Bryan Dowd and Kirk Allison are to be thanked for their lengthy treatise on the word “rationing.” It is a term whose interpretation economists have left to politicians — not invariably models of erudition. Check the subject index of introductory textbooks or even intermediary textbooks in economics and rarely will you see there the term “rationing.”
Part of the lack of clarity on the term can be laid at the doorsteps of the profession that claims to know all about resource allocation but rarely ever takes up the subject of rationing in its teaching. Sadly, modern textbooks in economics are, by and large, just copies of one another — worse than me too drugs in which at least one molecule is changed. At some point, someone forgot to cover the term, so all other texts followed.
But another reason for the lack of clarity on the term reflects the fact that even economists cannot seem to agree on its meaning. Consider, for example, the following excerpts from well-known economics textbooks that do touch upon the subject, however briefly:
“If bread were free, a huge quantity of it would be demanded. Because the resources used to produce bread are scarce, the actual amount of bread has to be rationed among its potential users. Not everyone can have all the bread that they could possibly want. The bread must be rationed somehow; and the price system accomplishes this in the following way: Everyone who is willing to pay the equilibrium price gets the good, and everyone who is not, does not.”

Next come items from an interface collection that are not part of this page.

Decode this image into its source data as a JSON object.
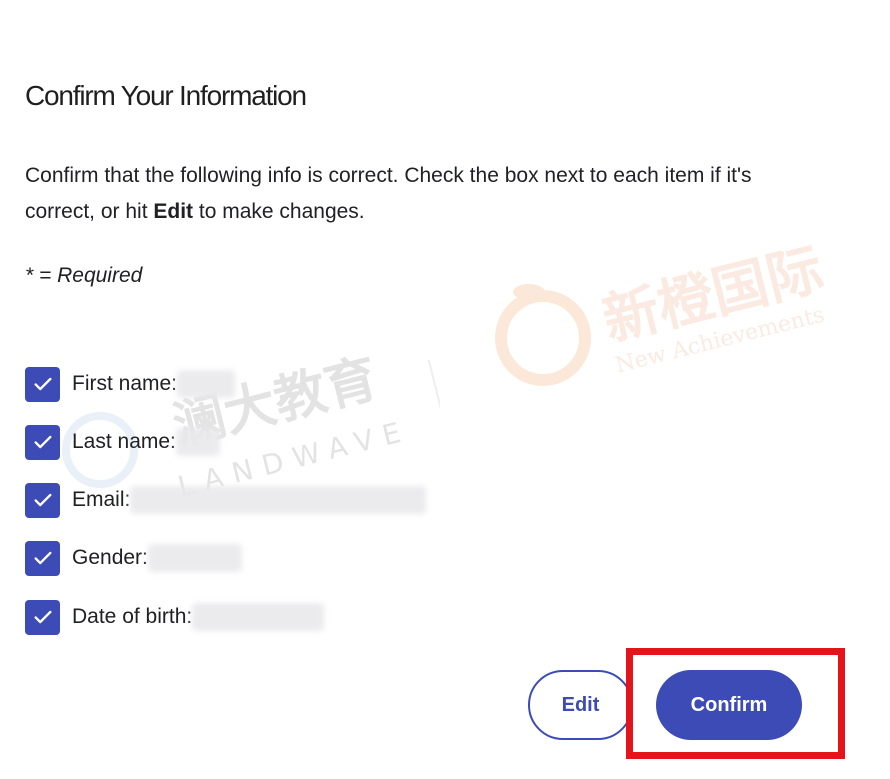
{
  "page": {
    "title": "Confirm Your Information",
    "description_before": "Confirm that the following info is correct. Check the box next to each item if it's correct, or hit ",
    "description_bold": "Edit",
    "description_after": " to make changes.",
    "required_note": "* = Required"
  },
  "fields": [
    {
      "label": "First name:",
      "checked": true
    },
    {
      "label": "Last name:",
      "checked": true
    },
    {
      "label": "Email:",
      "checked": true
    },
    {
      "label": "Gender:",
      "checked": true
    },
    {
      "label": "Date of birth:",
      "checked": true
    }
  ],
  "buttons": {
    "edit": "Edit",
    "confirm": "Confirm"
  },
  "watermarks": {
    "left_cn": "澜大教育",
    "left_en": "LANDWAVE",
    "right_cn": "新橙国际",
    "right_en": "New Achievements"
  },
  "colors": {
    "accent": "#3c4bb5",
    "highlight": "#e5141a"
  }
}
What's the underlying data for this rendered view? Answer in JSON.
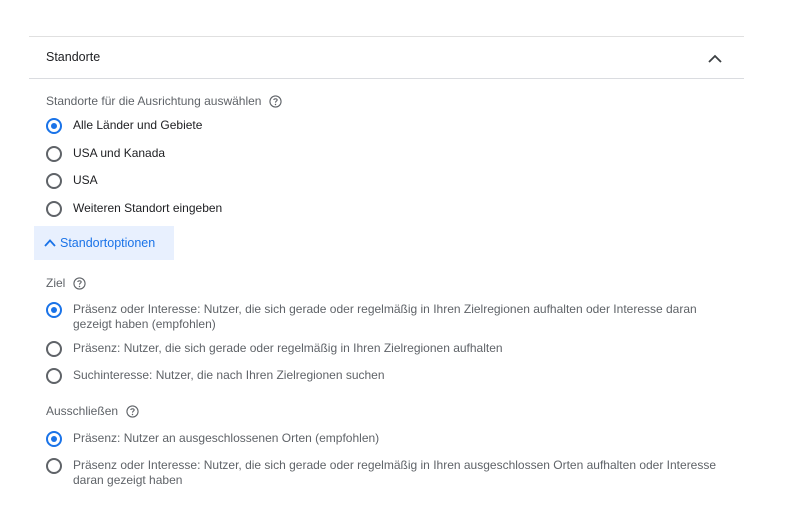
{
  "section": {
    "title": "Standorte"
  },
  "targeting": {
    "label": "Standorte für die Ausrichtung auswählen",
    "options": [
      {
        "label": "Alle Länder und Gebiete",
        "checked": true
      },
      {
        "label": "USA und Kanada",
        "checked": false
      },
      {
        "label": "USA",
        "checked": false
      },
      {
        "label": "Weiteren Standort eingeben",
        "checked": false
      }
    ]
  },
  "location_options": {
    "toggle_label": "Standortoptionen"
  },
  "goal": {
    "label": "Ziel",
    "options": [
      {
        "label": "Präsenz oder Interesse: Nutzer, die sich gerade oder regelmäßig in Ihren Zielregionen aufhalten oder Interesse daran gezeigt haben (empfohlen)",
        "checked": true
      },
      {
        "label": "Präsenz: Nutzer, die sich gerade oder regelmäßig in Ihren Zielregionen aufhalten",
        "checked": false
      },
      {
        "label": "Suchinteresse: Nutzer, die nach Ihren Zielregionen suchen",
        "checked": false
      }
    ]
  },
  "exclude": {
    "label": "Ausschließen",
    "options": [
      {
        "label": "Präsenz: Nutzer an ausgeschlossenen Orten (empfohlen)",
        "checked": true
      },
      {
        "label": "Präsenz oder Interesse: Nutzer, die sich gerade oder regelmäßig in Ihren ausgeschlossen Orten aufhalten oder Interesse daran gezeigt haben",
        "checked": false
      }
    ]
  },
  "colors": {
    "accent": "#1a73e8",
    "toggle_bg": "#e8f0fe",
    "divider": "#dadce0"
  },
  "icons": {
    "collapse": "chevron-up-icon",
    "help": "help-circle-icon",
    "options_toggle": "chevron-up-icon"
  }
}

The views, opinions and positions expressed by these authors and blogs are theirs and do not necessarily represent that of the Bioethics Research Library and Kennedy Institute of Ethics or Georgetown University.